__What this task involves__. Filter the records below for the word "Настройки". Copy each line that holds it.

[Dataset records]
--- --- ---

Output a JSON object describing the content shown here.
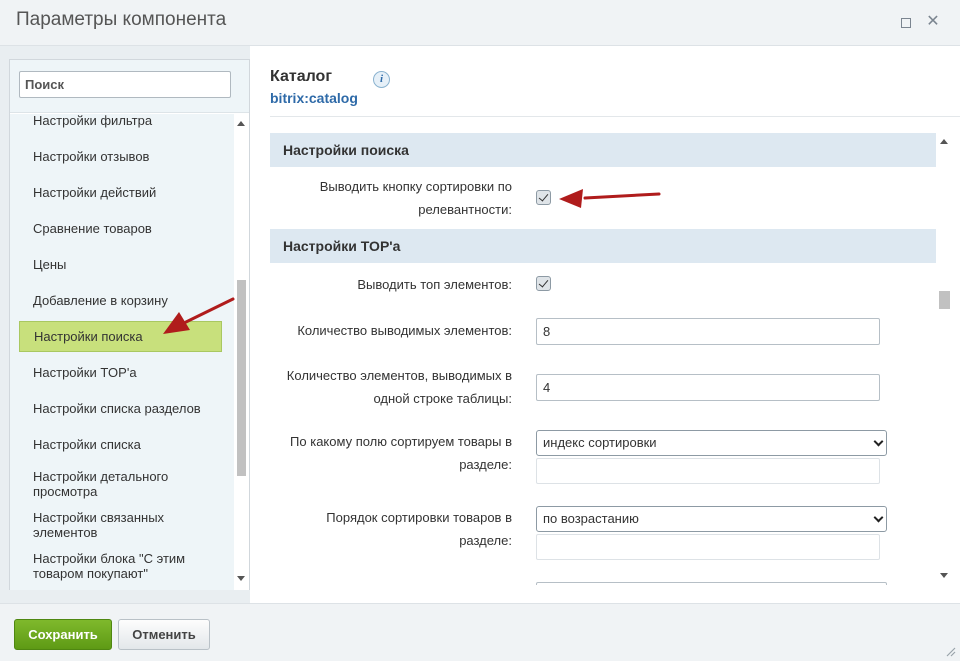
{
  "window": {
    "title": "Параметры компонента",
    "maximize_icon": "maximize-icon",
    "close_icon": "close-icon",
    "close_glyph": "✕"
  },
  "sidebar": {
    "search_placeholder": "Поиск",
    "items": [
      {
        "label": "Настройки фильтра",
        "active": false
      },
      {
        "label": "Настройки отзывов",
        "active": false
      },
      {
        "label": "Настройки действий",
        "active": false
      },
      {
        "label": "Сравнение товаров",
        "active": false
      },
      {
        "label": "Цены",
        "active": false
      },
      {
        "label": "Добавление в корзину",
        "active": false
      },
      {
        "label": "Настройки поиска",
        "active": true
      },
      {
        "label": "Настройки TOP'a",
        "active": false
      },
      {
        "label": "Настройки списка разделов",
        "active": false
      },
      {
        "label": "Настройки списка",
        "active": false
      },
      {
        "label": "Настройки детального просмотра",
        "active": false
      },
      {
        "label": "Настройки связанных элементов",
        "active": false
      },
      {
        "label": "Настройки блока \"С этим товаром покупают\"",
        "active": false
      }
    ]
  },
  "component": {
    "name": "Каталог",
    "code": "bitrix:catalog",
    "info_glyph": "i"
  },
  "sections": [
    {
      "title": "Настройки поиска",
      "rows": [
        {
          "label": "Выводить кнопку сортировки по релевантности:",
          "type": "checkbox",
          "checked": true
        }
      ]
    },
    {
      "title": "Настройки TOP'a",
      "rows": [
        {
          "label": "Выводить топ элементов:",
          "type": "checkbox",
          "checked": true
        },
        {
          "label": "Количество выводимых элементов:",
          "type": "text",
          "value": "8"
        },
        {
          "label": "Количество элементов, выводимых в одной строке таблицы:",
          "type": "text",
          "value": "4"
        },
        {
          "label": "По какому полю сортируем товары в разделе:",
          "type": "select",
          "value": "индекс сортировки"
        },
        {
          "label": "Порядок сортировки товаров в разделе:",
          "type": "select",
          "value": "по возрастанию"
        }
      ]
    }
  ],
  "footer": {
    "save_label": "Сохранить",
    "cancel_label": "Отменить"
  },
  "colors": {
    "active_item": "#c8e07c",
    "section_header": "#dde8f1",
    "save_button": "#6aa81f",
    "arrow": "#b01c1c",
    "link": "#2e6aa8"
  }
}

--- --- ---

__Answer to this task__.
        "label": "Настройки фильтра",
        "label": "Настройки отзывов",
        "label": "Настройки действий",
        "label": "Настройки поиска",
        "label": "Настройки TOP'a",
        "label": "Настройки списка разделов",
        "label": "Настройки списка",
        "label": "Настройки детального просмотра",
        "label": "Настройки связанных элементов",
        "label": "Настройки блока \"С этим товаром покупают\"",
      "title": "Настройки поиска",
      "title": "Настройки TOP'a",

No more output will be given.